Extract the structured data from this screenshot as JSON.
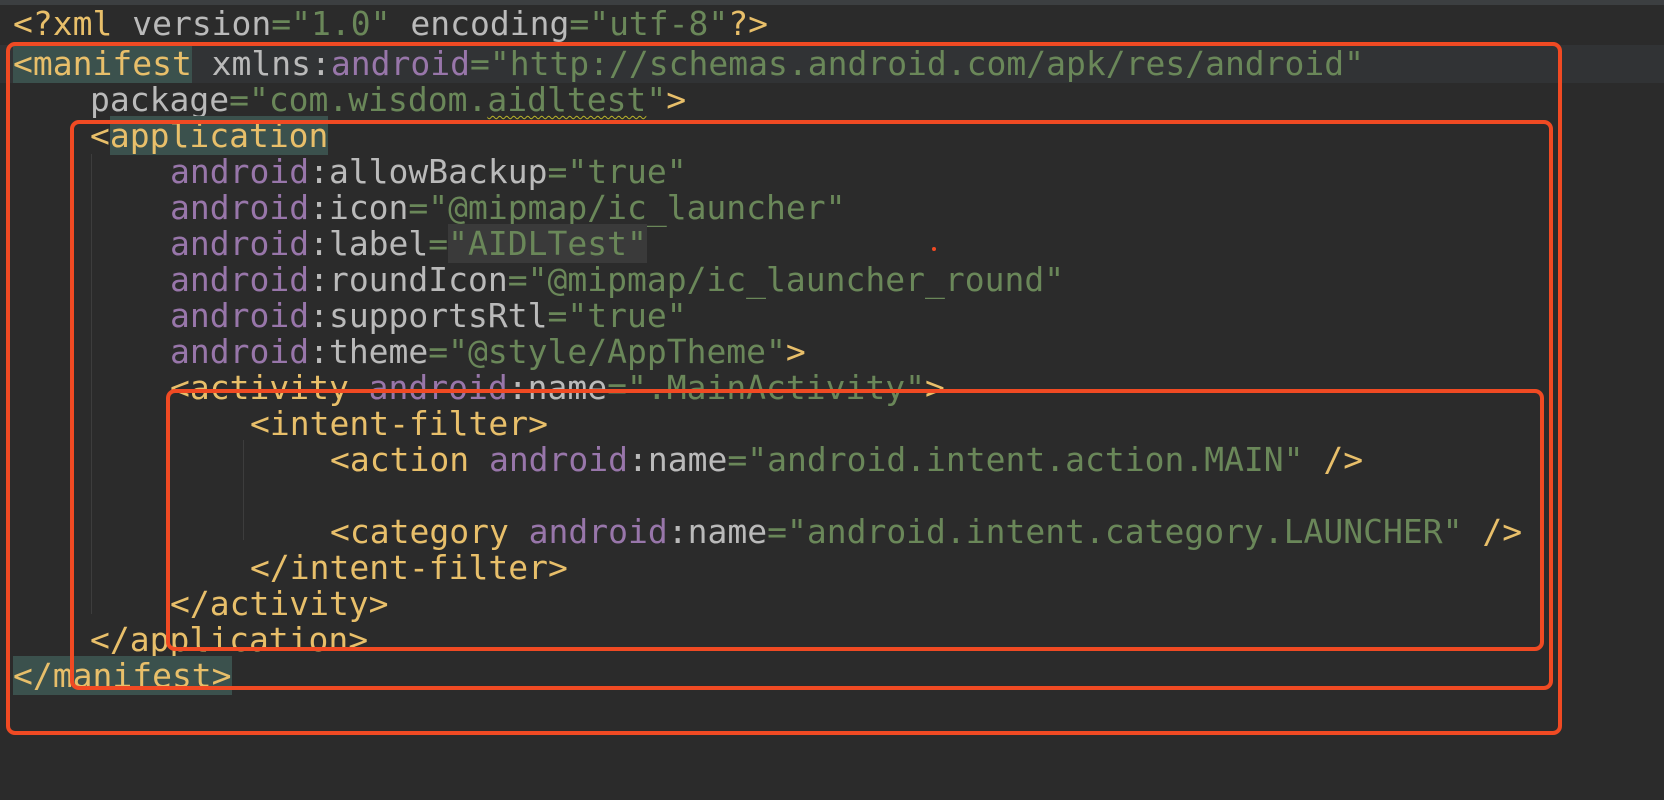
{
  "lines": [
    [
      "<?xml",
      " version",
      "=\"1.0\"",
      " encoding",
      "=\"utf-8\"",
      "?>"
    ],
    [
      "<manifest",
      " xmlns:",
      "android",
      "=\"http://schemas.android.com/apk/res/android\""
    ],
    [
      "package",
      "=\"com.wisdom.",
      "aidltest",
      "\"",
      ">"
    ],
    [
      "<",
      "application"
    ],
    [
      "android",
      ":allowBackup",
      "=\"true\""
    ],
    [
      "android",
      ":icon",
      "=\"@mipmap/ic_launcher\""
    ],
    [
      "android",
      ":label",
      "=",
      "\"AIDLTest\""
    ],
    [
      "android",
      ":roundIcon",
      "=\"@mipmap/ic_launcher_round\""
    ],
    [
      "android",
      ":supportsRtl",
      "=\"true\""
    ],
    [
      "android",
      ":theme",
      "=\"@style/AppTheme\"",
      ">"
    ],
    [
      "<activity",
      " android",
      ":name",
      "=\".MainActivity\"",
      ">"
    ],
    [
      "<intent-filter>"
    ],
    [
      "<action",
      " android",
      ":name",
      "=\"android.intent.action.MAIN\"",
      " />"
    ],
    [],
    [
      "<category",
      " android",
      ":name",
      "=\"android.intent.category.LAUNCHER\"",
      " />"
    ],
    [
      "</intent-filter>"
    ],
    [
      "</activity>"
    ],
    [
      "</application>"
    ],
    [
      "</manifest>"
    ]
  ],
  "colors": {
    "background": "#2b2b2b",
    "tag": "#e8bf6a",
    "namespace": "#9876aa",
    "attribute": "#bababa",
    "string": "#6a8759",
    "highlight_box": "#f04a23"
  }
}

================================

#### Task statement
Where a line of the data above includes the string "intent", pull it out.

#### Response for this exercise
      "<intent-filter>"
      "=\"android.intent.action.MAIN\"",
      "=\"android.intent.category.LAUNCHER\"",
      "</intent-filter>"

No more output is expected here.